The legislation is a reaction to an increase in odor nuisance lawsuits in North Carolina and elsewhere in the country. In 2013, more than 400 plaintiffs filed nuisance lawsuits against Murphy-Brown, LLC, a subsidiary of Smithfield Foods, Inc., the largest pork producer in the world. Some of those cases are still pending. An early version of the bill would have had retroactive application and limited recovery in the suits that have not been resolved. That provision, however, was changed before the bill passed.

H.B. 467 is a continuation of legislative efforts to insulate the North Carolina livestock industry. A 2013 bill, S.L. 2013–314, amended the state’s right-to-farm law, which prevents operations from becoming a nuisance as a result of changes in the surrounding community. Agricultural facilities cannot benefit from right-to-farm protections if they undergo a fundamental change from previous operations. But the law broadly exempts several categories of changes – including changes in size and technology – greatly curtailing plaintiffs’ recourse against expanded and updated CAFOs.

Collectively, these changes will make it much more difficult for plaintiffs to recover in nuisance actions against North Carolina CAFOs in the future, and will likely turn off many plaintiffs’ lawyers from investing the time and resources into even winnable cases.

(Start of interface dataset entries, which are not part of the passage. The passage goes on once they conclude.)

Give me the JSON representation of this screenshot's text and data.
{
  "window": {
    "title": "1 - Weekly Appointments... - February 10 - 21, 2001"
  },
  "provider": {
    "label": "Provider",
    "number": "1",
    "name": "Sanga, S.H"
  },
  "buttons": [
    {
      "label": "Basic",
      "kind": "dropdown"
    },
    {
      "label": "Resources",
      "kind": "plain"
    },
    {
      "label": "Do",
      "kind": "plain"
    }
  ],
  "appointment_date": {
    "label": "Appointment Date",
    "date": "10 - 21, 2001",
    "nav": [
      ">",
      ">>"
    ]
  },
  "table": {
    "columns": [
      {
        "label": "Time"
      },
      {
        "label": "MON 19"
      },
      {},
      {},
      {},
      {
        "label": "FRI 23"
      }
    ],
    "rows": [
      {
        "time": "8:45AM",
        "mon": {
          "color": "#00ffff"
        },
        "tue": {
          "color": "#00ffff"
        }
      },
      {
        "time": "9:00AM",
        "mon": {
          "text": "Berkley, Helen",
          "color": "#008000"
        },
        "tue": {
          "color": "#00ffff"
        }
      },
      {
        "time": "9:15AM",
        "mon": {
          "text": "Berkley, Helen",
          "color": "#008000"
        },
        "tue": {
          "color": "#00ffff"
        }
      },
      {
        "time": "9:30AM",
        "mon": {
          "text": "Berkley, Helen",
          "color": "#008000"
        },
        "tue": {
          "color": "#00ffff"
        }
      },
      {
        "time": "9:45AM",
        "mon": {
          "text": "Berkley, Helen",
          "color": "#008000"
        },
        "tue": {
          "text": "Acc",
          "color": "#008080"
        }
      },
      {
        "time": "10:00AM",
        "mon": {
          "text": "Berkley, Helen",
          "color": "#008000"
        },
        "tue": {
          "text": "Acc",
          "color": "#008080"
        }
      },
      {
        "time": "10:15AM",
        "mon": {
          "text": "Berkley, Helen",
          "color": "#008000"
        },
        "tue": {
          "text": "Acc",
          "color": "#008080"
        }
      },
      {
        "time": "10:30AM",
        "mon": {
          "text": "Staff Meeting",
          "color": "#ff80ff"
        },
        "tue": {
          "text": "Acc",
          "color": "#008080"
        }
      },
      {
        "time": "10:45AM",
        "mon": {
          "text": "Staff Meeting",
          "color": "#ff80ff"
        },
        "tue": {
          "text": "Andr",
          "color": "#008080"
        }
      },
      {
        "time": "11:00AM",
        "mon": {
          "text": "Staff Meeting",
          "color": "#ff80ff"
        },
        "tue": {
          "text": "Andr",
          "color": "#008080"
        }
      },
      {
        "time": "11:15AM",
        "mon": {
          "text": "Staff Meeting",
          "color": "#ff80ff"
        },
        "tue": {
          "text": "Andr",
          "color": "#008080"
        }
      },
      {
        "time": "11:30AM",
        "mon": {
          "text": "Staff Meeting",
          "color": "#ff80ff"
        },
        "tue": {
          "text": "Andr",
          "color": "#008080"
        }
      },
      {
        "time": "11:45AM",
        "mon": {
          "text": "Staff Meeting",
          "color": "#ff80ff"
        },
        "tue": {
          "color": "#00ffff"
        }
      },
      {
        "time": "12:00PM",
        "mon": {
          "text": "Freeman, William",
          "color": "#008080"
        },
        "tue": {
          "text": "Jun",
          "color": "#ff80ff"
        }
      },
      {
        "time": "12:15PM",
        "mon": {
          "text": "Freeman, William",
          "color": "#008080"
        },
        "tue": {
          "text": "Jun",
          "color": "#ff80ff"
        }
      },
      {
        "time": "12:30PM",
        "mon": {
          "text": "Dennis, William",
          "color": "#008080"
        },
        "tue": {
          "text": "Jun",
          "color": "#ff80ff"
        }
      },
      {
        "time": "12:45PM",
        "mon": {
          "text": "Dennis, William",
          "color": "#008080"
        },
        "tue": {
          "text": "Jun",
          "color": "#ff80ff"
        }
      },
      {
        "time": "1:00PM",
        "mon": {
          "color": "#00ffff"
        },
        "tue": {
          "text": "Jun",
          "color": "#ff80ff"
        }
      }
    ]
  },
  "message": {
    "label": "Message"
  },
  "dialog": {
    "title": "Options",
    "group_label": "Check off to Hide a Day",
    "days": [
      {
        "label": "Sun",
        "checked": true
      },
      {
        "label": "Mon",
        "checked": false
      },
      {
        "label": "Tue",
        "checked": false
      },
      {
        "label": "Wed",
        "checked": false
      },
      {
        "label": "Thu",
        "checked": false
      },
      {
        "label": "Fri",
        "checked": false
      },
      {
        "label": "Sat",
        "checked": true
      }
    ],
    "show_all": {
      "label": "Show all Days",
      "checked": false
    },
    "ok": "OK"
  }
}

By rule published in the Federal Register today, EPA is staying the New Source Performance Standards (NSPS) and Emissions Guidelines (EG) final rules for municipal solid waste landfills, in their entirety, for 90 days pending reconsideration.  The rules are found at 40 CFR Part 60, Subparts Cf and XXX and had been published on August 19, 2016.  The 90-day period is effective from today, May 31, through August 29, 2017.

In a letter dated May 5, 2017, EPA announced that it would be reconsidering the following topics: (1) tier 4 surface emission monitoring; (2) annual liquids reporting; (3) corrective action timeline procedures; (4) overlapping applicability with other rules; (5) the definition of cover penetration; and (6) design plan approval.

This stay has no effect on the existing rules at 40 CFR Part 60, Subparts WWW and Cc, which municipal solid waste landfills must continue to comply with.